__RECORDS FOR THIS TASK__
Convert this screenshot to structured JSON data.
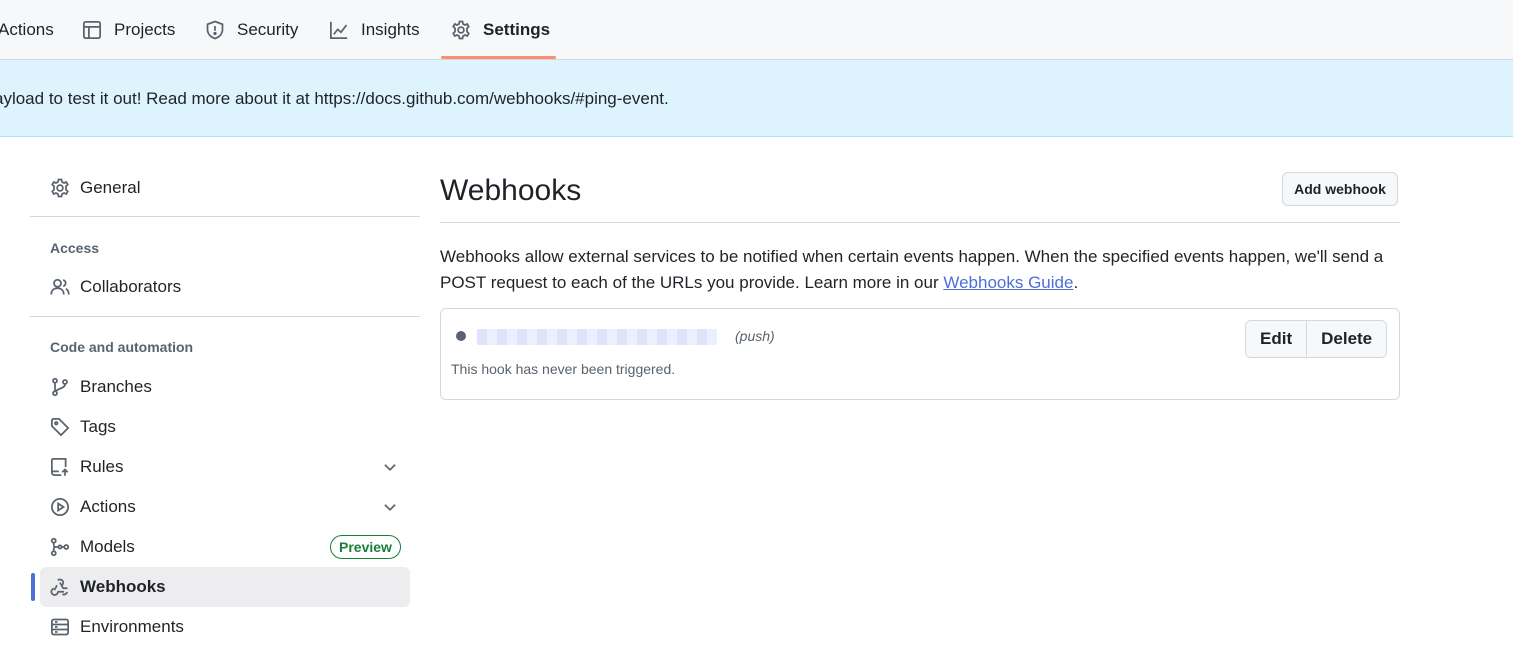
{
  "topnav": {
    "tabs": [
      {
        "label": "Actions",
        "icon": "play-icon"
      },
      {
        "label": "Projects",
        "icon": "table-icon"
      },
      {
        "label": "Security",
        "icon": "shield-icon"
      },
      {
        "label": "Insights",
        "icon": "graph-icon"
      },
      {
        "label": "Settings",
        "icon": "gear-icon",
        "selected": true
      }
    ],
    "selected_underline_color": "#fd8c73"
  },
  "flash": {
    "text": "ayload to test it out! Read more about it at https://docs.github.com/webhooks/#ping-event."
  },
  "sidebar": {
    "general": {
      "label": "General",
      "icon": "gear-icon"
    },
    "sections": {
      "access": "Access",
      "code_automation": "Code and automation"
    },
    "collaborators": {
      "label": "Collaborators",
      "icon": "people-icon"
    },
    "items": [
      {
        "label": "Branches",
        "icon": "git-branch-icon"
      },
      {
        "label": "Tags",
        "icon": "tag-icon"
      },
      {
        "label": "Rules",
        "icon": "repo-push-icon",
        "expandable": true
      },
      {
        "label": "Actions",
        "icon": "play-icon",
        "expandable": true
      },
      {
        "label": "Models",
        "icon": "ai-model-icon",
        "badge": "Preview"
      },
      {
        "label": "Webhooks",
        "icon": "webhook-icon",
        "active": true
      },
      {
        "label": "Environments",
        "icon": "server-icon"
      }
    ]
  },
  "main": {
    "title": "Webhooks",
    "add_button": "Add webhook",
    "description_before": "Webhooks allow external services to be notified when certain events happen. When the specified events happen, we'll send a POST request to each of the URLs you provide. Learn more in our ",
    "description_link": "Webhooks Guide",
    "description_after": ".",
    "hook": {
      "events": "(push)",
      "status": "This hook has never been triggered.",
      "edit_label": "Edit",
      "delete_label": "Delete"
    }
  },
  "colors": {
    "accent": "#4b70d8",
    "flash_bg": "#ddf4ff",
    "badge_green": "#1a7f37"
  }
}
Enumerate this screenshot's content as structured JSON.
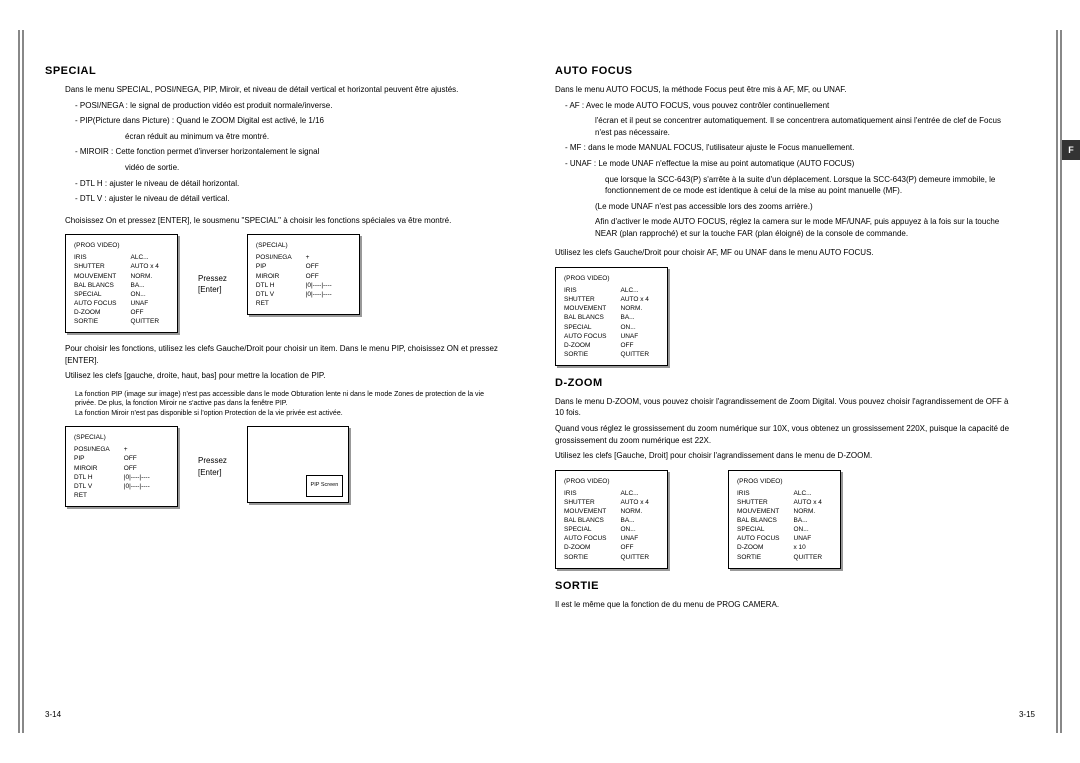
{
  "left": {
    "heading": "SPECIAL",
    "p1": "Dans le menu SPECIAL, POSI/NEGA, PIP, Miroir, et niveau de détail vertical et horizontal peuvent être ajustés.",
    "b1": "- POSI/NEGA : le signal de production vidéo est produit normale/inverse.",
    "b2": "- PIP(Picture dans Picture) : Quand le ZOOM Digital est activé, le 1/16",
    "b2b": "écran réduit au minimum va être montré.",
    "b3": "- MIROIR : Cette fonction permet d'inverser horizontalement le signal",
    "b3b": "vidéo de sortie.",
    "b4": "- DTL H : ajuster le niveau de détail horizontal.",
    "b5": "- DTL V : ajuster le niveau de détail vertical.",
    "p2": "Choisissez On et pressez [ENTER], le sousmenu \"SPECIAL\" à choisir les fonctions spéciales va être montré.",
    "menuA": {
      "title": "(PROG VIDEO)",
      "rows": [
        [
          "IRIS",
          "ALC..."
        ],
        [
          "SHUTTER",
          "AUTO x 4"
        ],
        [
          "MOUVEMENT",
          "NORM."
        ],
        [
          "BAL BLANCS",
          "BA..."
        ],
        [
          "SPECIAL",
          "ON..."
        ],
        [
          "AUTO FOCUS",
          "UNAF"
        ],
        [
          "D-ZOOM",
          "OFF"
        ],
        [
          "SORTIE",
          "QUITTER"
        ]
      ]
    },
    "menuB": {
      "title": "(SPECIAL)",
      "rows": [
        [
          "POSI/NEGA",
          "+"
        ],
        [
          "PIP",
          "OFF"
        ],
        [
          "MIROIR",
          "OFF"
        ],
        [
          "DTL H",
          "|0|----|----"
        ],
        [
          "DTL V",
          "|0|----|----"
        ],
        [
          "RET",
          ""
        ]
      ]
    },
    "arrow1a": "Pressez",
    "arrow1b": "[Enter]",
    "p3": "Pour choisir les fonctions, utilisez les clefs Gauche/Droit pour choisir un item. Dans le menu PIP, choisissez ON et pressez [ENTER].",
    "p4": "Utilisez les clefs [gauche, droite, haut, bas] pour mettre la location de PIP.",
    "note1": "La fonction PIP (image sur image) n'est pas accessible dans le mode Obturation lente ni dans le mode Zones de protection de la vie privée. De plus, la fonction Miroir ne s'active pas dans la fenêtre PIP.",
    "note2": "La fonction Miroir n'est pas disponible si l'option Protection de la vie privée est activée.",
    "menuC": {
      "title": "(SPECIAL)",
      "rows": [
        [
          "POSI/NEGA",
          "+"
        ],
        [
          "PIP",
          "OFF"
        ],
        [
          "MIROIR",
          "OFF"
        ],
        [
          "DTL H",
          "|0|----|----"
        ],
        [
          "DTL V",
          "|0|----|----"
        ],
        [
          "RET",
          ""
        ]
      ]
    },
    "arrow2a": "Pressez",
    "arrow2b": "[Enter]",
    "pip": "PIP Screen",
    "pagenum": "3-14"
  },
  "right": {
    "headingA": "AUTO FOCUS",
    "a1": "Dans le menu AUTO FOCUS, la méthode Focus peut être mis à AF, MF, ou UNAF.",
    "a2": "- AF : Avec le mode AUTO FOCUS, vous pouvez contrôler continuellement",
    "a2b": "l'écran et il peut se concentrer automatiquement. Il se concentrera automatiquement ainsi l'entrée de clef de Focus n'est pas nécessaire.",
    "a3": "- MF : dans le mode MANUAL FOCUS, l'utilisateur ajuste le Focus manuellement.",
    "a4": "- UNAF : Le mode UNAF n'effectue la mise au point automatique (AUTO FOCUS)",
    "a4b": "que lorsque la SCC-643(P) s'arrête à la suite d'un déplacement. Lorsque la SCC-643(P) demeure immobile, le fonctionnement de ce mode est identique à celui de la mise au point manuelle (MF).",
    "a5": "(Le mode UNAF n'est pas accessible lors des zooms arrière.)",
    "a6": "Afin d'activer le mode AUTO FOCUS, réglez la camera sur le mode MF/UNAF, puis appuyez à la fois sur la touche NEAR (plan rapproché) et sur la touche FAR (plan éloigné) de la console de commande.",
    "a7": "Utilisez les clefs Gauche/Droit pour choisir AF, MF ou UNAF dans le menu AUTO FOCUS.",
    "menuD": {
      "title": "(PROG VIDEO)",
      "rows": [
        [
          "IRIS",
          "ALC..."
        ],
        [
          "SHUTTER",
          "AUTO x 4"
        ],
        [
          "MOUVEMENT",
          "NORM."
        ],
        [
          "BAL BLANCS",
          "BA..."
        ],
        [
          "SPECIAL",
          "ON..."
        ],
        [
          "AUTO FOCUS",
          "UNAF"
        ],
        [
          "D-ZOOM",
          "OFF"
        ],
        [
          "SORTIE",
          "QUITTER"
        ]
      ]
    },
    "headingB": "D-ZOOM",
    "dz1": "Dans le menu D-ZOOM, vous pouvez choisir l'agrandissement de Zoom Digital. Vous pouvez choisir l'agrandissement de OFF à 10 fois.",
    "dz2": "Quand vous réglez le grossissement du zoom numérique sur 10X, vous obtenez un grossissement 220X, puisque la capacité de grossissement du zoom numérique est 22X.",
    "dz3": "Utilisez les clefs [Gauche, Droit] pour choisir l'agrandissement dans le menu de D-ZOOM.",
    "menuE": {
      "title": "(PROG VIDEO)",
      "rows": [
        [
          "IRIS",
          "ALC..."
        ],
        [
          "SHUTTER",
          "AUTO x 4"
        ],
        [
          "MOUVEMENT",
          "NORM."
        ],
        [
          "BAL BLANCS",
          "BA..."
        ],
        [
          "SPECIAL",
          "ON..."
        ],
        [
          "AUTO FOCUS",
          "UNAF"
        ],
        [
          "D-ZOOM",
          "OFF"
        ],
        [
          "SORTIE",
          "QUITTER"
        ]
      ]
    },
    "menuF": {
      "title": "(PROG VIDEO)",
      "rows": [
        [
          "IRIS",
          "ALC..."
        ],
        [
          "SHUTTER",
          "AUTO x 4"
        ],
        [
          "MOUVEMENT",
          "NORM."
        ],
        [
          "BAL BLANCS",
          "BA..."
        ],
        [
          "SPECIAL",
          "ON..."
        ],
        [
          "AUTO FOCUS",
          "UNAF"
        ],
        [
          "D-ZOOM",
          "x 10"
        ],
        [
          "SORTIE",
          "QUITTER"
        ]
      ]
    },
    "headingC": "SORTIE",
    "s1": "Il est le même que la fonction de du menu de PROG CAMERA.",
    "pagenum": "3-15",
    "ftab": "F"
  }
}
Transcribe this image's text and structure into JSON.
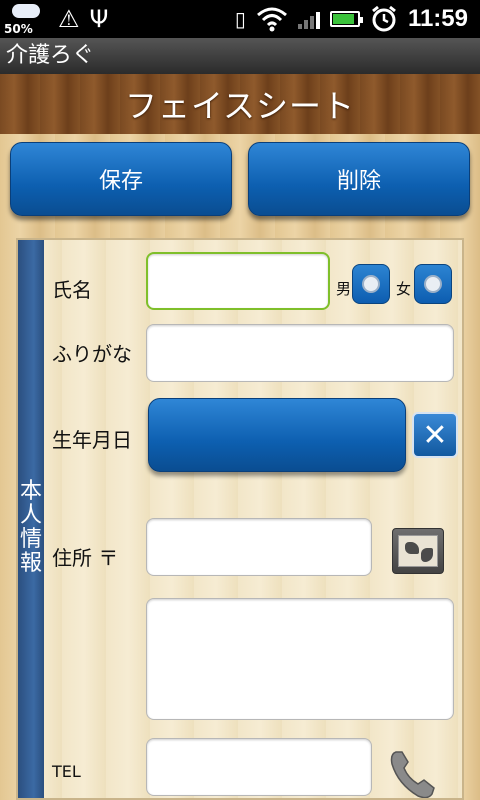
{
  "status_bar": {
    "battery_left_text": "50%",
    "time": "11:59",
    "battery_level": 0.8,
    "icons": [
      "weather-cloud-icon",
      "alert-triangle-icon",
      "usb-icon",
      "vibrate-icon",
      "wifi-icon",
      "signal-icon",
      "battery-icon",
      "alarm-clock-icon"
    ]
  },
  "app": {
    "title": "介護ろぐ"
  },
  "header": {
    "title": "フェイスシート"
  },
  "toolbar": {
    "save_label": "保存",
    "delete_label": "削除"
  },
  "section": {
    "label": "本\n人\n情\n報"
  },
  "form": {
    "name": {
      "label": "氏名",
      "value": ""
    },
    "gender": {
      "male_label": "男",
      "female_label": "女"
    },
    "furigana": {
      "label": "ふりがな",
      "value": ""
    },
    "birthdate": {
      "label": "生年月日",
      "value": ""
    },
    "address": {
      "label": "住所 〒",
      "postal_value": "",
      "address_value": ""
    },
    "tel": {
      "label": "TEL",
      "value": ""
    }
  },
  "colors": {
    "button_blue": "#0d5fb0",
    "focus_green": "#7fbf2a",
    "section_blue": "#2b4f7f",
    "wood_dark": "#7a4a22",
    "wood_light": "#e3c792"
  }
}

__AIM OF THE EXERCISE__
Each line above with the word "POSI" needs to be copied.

__ANSWER SECTION__
    "p1": "Dans le menu SPECIAL, POSI/NEGA, PIP, Miroir, et niveau de détail vertical et horizontal peuvent être ajustés.",
    "b1": "- POSI/NEGA : le signal de production vidéo est produit normale/inverse.",
          "POSI/NEGA",
          "POSI/NEGA",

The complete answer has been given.